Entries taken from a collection
- - -

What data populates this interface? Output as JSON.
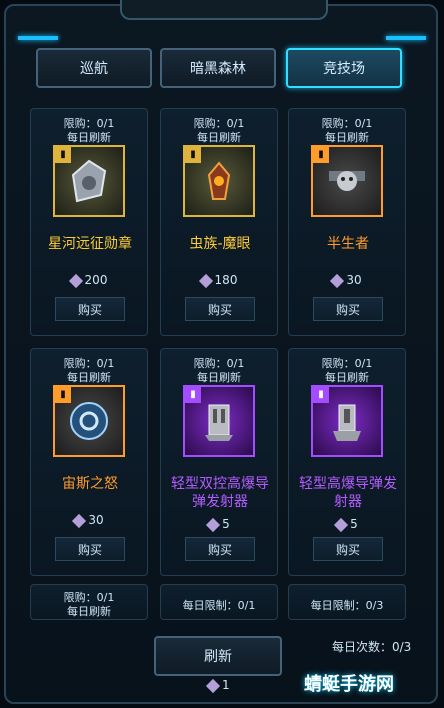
{
  "tabs": [
    {
      "label": "巡航",
      "active": false
    },
    {
      "label": "暗黑森林",
      "active": false
    },
    {
      "label": "竞技场",
      "active": true
    }
  ],
  "items": [
    {
      "limit": "限购：0/1",
      "daily": "每日刷新",
      "name": "星河远征勋章",
      "rarity": "gold",
      "price": "200",
      "buy": "购买",
      "icon": "medal-icon"
    },
    {
      "limit": "限购：0/1",
      "daily": "每日刷新",
      "name": "虫族-魔眼",
      "rarity": "gold",
      "price": "180",
      "buy": "购买",
      "icon": "eye-icon"
    },
    {
      "limit": "限购：0/1",
      "daily": "每日刷新",
      "name": "半生者",
      "rarity": "orange",
      "price": "30",
      "buy": "购买",
      "icon": "skull-icon"
    },
    {
      "limit": "限购：0/1",
      "daily": "每日刷新",
      "name": "宙斯之怒",
      "rarity": "orange",
      "price": "30",
      "buy": "购买",
      "icon": "shield-icon"
    },
    {
      "limit": "限购：0/1",
      "daily": "每日刷新",
      "name": "轻型双控高爆导弹发射器",
      "rarity": "purple",
      "price": "5",
      "buy": "购买",
      "icon": "launcher-icon"
    },
    {
      "limit": "限购：0/1",
      "daily": "每日刷新",
      "name": "轻型高爆导弹发射器",
      "rarity": "purple",
      "price": "5",
      "buy": "购买",
      "icon": "launcher-icon"
    }
  ],
  "bottom_cards": [
    {
      "line1": "限购：0/1",
      "line2": "每日刷新"
    },
    {
      "line1": "每日限制：0/1",
      "line2": ""
    },
    {
      "line1": "每日限制：0/3",
      "line2": ""
    }
  ],
  "refresh": {
    "label": "刷新",
    "cost": "1"
  },
  "daily_count": "每日次数：0/3",
  "watermark": "蜻蜓手游网",
  "colors": {
    "gold": "#ffcc33",
    "orange": "#ff9c2a",
    "purple": "#b45cff",
    "accent": "#2fe0ff"
  }
}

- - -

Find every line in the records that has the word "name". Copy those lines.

      "name": "星河远征勋章",
      "name": "虫族-魔眼",
      "name": "半生者",
      "name": "宙斯之怒",
      "name": "轻型双控高爆导弹发射器",
      "name": "轻型高爆导弹发射器",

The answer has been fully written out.